“As of today, there has been no withdrawal of mercenaries, or foreign fighters, but plans are being prepared for withdrawal, notably by Libya's Joint Military Commission, the JMC or five plus five,” Gagnon said during a UN Security Council (UNSC) Arria formula meeting on the departure of foreign combatants from Libya.
She noted that "the joint military commission is due to further discuss a precise plan for the sequencing of the withdrawal of the mercenaries.
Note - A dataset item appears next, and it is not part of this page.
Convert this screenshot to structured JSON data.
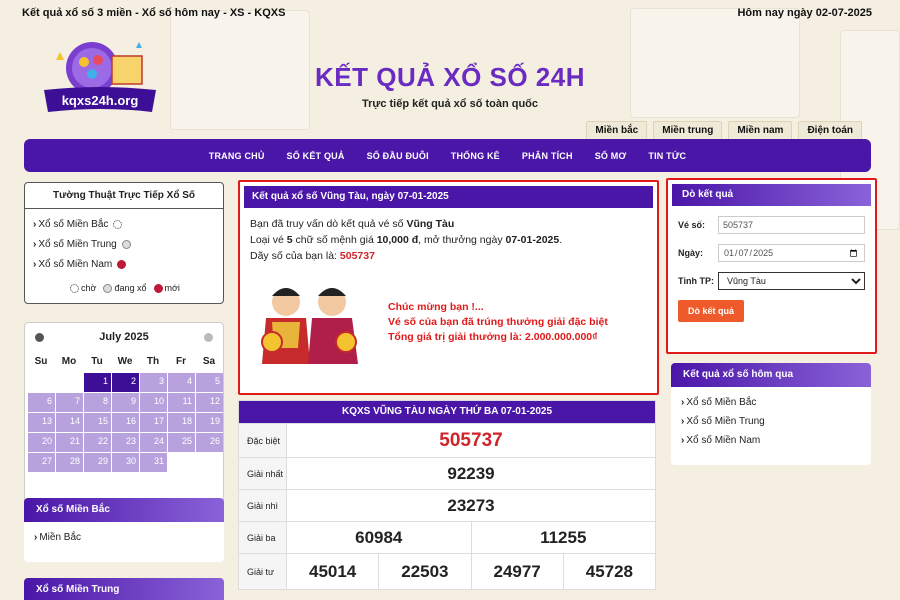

A phased structure for this, and disarmament prior to withdrawal, is the subject of further negotiations between the parties.”
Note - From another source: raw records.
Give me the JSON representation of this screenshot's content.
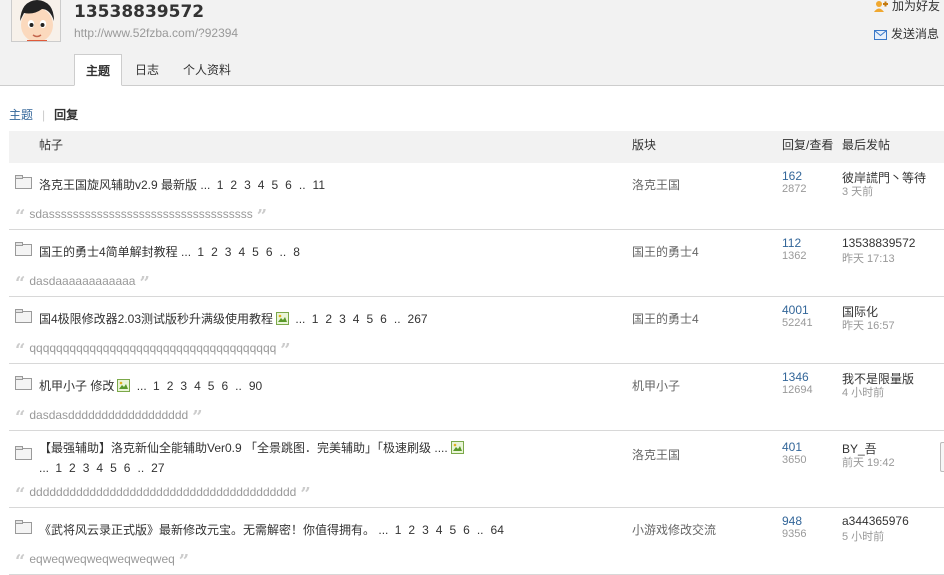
{
  "profile": {
    "username": "13538839572",
    "url": "http://www.52fzba.com/?92394",
    "actions": {
      "add_friend": "加为好友",
      "send_message": "发送消息"
    }
  },
  "tabs": [
    "主题",
    "日志",
    "个人资料"
  ],
  "subnav": {
    "topics": "主题",
    "separator": "|",
    "replies": "回复"
  },
  "table": {
    "headers": {
      "post": "帖子",
      "forum": "版块",
      "reply_view": "回复/查看",
      "last_post": "最后发帖"
    },
    "rows": [
      {
        "title": "洛克王国旋风辅助v2.9 最新版",
        "ellipsis": "...",
        "pages": [
          "1",
          "2",
          "3",
          "4",
          "5",
          "6",
          "..",
          "11"
        ],
        "forum": "洛克王国",
        "replies": "162",
        "views": "2872",
        "last_user": "彼岸謊門丶等待",
        "last_time": "3 天前",
        "quote": "sdassssssssssssssssssssssssssssssssss"
      },
      {
        "title": "国王的勇士4简单解封教程",
        "ellipsis": "...",
        "pages": [
          "1",
          "2",
          "3",
          "4",
          "5",
          "6",
          "..",
          "8"
        ],
        "forum": "国王的勇士4",
        "replies": "112",
        "views": "1362",
        "last_user": "13538839572",
        "last_time": "昨天 17:13",
        "quote": "dasdaaaaaaaaaaaa"
      },
      {
        "title": "国4极限修改器2.03测试版秒升满级使用教程",
        "ellipsis": "...",
        "pages": [
          "1",
          "2",
          "3",
          "4",
          "5",
          "6",
          "..",
          "267"
        ],
        "forum": "国王的勇士4",
        "replies": "4001",
        "views": "52241",
        "last_user": "国际化",
        "last_time": "昨天 16:57",
        "quote": "qqqqqqqqqqqqqqqqqqqqqqqqqqqqqqqqqqqqq",
        "has_image": true
      },
      {
        "title": "机甲小子 修改",
        "ellipsis": "...",
        "pages": [
          "1",
          "2",
          "3",
          "4",
          "5",
          "6",
          "..",
          "90"
        ],
        "forum": "机甲小子",
        "replies": "1346",
        "views": "12694",
        "last_user": "我不是限量版",
        "last_time": "4 小时前",
        "quote": "dasdasdddddddddddddddddd",
        "has_image": true
      },
      {
        "title": "【最强辅助】洛克新仙全能辅助Ver0.9 「全景跳图．完美辅助」「极速刷级 ....",
        "ellipsis": "...",
        "pages": [
          "1",
          "2",
          "3",
          "4",
          "5",
          "6",
          "..",
          "27"
        ],
        "forum": "洛克王国",
        "replies": "401",
        "views": "3650",
        "last_user": "BY_吾",
        "last_time": "前天 19:42",
        "quote": "dddddddddddddddddddddddddddddddddddddddd",
        "has_image": true
      },
      {
        "title": "《武将风云录正式版》最新修改元宝。无需解密！你值得拥有。",
        "ellipsis": "...",
        "pages": [
          "1",
          "2",
          "3",
          "4",
          "5",
          "6",
          "..",
          "64"
        ],
        "forum": "小游戏修改交流",
        "replies": "948",
        "views": "9356",
        "last_user": "a344365976",
        "last_time": "5 小时前",
        "quote": "eqweqweqweqweqweqweq"
      }
    ]
  },
  "colors": {
    "link": "#336699",
    "header_bg": "#f2f2f2",
    "muted": "#999999"
  }
}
Gagnon has called upon the UNSC to identify all stakeholders, including Sudan and Chad, which should provide for an orderly withdrawal process to avoid destabilization in Libya and in neighboring countries.
Sanctions against states that continue to contravene the UNSC resolutions on Libya, as well as threats of sanctions against key Libyans influencing the presence of mercenaries, are both a possible solution to the problem of highly-paid foreign fighters, Cagnon added.
In May, UN Special Envoy for Libya Jan Kubis said the withdrawal of foreign fighters and mercenaries had stalled, contributing to further division in the country, between the Government of National Accord (GNA) and the Libyan National Army (LNA) which signed a nationwide ceasefire agreement following talks held in October 2020 in Geneva.